(Beginning of Records)

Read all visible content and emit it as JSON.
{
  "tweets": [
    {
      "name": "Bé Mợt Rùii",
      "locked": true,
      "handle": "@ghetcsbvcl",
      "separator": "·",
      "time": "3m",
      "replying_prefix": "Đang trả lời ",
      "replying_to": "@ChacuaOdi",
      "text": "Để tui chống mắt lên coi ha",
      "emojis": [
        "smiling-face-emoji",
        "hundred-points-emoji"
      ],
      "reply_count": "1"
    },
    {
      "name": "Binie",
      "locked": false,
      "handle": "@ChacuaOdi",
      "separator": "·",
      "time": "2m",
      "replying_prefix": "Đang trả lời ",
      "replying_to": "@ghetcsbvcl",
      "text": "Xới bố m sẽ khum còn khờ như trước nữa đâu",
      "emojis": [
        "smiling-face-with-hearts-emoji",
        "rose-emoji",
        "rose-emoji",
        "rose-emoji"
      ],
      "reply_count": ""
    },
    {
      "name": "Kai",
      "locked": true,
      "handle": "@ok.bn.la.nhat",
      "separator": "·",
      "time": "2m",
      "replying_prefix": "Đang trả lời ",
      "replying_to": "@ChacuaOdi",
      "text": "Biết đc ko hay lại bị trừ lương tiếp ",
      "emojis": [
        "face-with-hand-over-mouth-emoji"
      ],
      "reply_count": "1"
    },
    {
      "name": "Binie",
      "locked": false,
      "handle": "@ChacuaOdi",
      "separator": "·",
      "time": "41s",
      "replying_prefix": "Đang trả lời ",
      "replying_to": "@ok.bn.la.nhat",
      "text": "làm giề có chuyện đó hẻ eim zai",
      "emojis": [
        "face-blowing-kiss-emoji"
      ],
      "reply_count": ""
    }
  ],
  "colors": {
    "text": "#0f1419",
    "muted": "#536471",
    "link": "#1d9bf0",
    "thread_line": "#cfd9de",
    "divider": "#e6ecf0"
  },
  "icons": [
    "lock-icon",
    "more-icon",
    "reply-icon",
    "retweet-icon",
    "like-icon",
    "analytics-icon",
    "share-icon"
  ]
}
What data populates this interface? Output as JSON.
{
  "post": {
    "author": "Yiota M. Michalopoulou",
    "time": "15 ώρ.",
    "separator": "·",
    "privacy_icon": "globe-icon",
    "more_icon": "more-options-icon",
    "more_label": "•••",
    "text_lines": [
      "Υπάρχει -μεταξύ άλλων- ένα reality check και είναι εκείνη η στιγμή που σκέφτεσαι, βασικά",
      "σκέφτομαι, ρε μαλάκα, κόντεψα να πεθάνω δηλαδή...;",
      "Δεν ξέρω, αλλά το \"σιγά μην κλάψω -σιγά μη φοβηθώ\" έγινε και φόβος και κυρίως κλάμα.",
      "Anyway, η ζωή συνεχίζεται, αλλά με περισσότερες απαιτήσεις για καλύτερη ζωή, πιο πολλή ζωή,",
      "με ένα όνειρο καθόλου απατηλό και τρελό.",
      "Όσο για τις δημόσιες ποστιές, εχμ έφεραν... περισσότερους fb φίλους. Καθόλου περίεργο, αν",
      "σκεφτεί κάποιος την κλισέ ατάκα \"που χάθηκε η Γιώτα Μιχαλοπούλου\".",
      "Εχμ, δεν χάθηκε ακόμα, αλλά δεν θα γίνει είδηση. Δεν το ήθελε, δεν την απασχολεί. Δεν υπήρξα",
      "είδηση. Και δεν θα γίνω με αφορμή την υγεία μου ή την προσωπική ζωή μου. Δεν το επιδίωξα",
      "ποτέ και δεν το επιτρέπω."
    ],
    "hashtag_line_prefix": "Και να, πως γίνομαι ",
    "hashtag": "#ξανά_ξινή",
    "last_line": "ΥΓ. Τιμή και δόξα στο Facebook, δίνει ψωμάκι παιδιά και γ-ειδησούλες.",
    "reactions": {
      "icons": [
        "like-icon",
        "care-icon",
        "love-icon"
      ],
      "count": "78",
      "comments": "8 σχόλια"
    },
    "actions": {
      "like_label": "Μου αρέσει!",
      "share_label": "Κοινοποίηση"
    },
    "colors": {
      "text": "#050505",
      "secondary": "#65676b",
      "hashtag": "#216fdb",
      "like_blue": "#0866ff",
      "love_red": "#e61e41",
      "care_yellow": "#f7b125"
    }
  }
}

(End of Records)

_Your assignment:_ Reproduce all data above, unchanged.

_Final answer:_
Read all visible content and emit it as JSON.
{
  "tweets": [
    {
      "name": "Bé Mợt Rùii",
      "locked": true,
      "handle": "@ghetcsbvcl",
      "separator": "·",
      "time": "3m",
      "replying_prefix": "Đang trả lời ",
      "replying_to": "@ChacuaOdi",
      "text": "Để tui chống mắt lên coi ha",
      "emojis": [
        "smiling-face-emoji",
        "hundred-points-emoji"
      ],
      "reply_count": "1"
    },
    {
      "name": "Binie",
      "locked": false,
      "handle": "@ChacuaOdi",
      "separator": "·",
      "time": "2m",
      "replying_prefix": "Đang trả lời ",
      "replying_to": "@ghetcsbvcl",
      "text": "Xới bố m sẽ khum còn khờ như trước nữa đâu",
      "emojis": [
        "smiling-face-with-hearts-emoji",
        "rose-emoji",
        "rose-emoji",
        "rose-emoji"
      ],
      "reply_count": ""
    },
    {
      "name": "Kai",
      "locked": true,
      "handle": "@ok.bn.la.nhat",
      "separator": "·",
      "time": "2m",
      "replying_prefix": "Đang trả lời ",
      "replying_to": "@ChacuaOdi",
      "text": "Biết đc ko hay lại bị trừ lương tiếp ",
      "emojis": [
        "face-with-hand-over-mouth-emoji"
      ],
      "reply_count": "1"
    },
    {
      "name": "Binie",
      "locked": false,
      "handle": "@ChacuaOdi",
      "separator": "·",
      "time": "41s",
      "replying_prefix": "Đang trả lời ",
      "replying_to": "@ok.bn.la.nhat",
      "text": "làm giề có chuyện đó hẻ eim zai",
      "emojis": [
        "face-blowing-kiss-emoji"
      ],
      "reply_count": ""
    }
  ],
  "colors": {
    "text": "#0f1419",
    "muted": "#536471",
    "link": "#1d9bf0",
    "thread_line": "#cfd9de",
    "divider": "#e6ecf0"
  },
  "icons": [
    "lock-icon",
    "more-icon",
    "reply-icon",
    "retweet-icon",
    "like-icon",
    "analytics-icon",
    "share-icon"
  ]
}
What data populates this interface? Output as JSON.
{
  "post": {
    "author": "Yiota M. Michalopoulou",
    "time": "15 ώρ.",
    "separator": "·",
    "privacy_icon": "globe-icon",
    "more_icon": "more-options-icon",
    "more_label": "•••",
    "text_lines": [
      "Υπάρχει -μεταξύ άλλων- ένα reality check και είναι εκείνη η στιγμή που σκέφτεσαι, βασικά",
      "σκέφτομαι, ρε μαλάκα, κόντεψα να πεθάνω δηλαδή...;",
      "Δεν ξέρω, αλλά το \"σιγά μην κλάψω -σιγά μη φοβηθώ\" έγινε και φόβος και κυρίως κλάμα.",
      "Anyway, η ζωή συνεχίζεται, αλλά με περισσότερες απαιτήσεις για καλύτερη ζωή, πιο πολλή ζωή,",
      "με ένα όνειρο καθόλου απατηλό και τρελό.",
      "Όσο για τις δημόσιες ποστιές, εχμ έφεραν... περισσότερους fb φίλους. Καθόλου περίεργο, αν",
      "σκεφτεί κάποιος την κλισέ ατάκα \"που χάθηκε η Γιώτα Μιχαλοπούλου\".",
      "Εχμ, δεν χάθηκε ακόμα, αλλά δεν θα γίνει είδηση. Δεν το ήθελε, δεν την απασχολεί. Δεν υπήρξα",
      "είδηση. Και δεν θα γίνω με αφορμή την υγεία μου ή την προσωπική ζωή μου. Δεν το επιδίωξα",
      "ποτέ και δεν το επιτρέπω."
    ],
    "hashtag_line_prefix": "Και να, πως γίνομαι ",
    "hashtag": "#ξανά_ξινή",
    "last_line": "ΥΓ. Τιμή και δόξα στο Facebook, δίνει ψωμάκι παιδιά και γ-ειδησούλες.",
    "reactions": {
      "icons": [
        "like-icon",
        "care-icon",
        "love-icon"
      ],
      "count": "78",
      "comments": "8 σχόλια"
    },
    "actions": {
      "like_label": "Μου αρέσει!",
      "share_label": "Κοινοποίηση"
    },
    "colors": {
      "text": "#050505",
      "secondary": "#65676b",
      "hashtag": "#216fdb",
      "like_blue": "#0866ff",
      "love_red": "#e61e41",
      "care_yellow": "#f7b125"
    }
  }
}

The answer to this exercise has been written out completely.